Collection entries:
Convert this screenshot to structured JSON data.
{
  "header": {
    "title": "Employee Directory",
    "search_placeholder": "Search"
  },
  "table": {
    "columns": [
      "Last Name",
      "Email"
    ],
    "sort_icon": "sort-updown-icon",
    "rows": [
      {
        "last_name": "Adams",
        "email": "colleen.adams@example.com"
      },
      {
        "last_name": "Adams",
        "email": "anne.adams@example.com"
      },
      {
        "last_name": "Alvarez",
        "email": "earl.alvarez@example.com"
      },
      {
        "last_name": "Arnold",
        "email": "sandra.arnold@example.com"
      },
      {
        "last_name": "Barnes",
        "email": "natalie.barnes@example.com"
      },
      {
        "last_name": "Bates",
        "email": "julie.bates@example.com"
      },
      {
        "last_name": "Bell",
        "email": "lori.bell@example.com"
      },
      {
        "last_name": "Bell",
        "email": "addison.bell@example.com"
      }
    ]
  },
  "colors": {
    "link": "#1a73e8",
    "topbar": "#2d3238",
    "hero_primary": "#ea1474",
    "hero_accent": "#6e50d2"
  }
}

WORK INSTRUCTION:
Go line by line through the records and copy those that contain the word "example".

ANSWER FOR THE TASK:
        "email": "colleen.adams@example.com"
        "email": "anne.adams@example.com"
        "email": "earl.alvarez@example.com"
        "email": "sandra.arnold@example.com"
        "email": "natalie.barnes@example.com"
        "email": "julie.bates@example.com"
        "email": "lori.bell@example.com"
        "email": "addison.bell@example.com"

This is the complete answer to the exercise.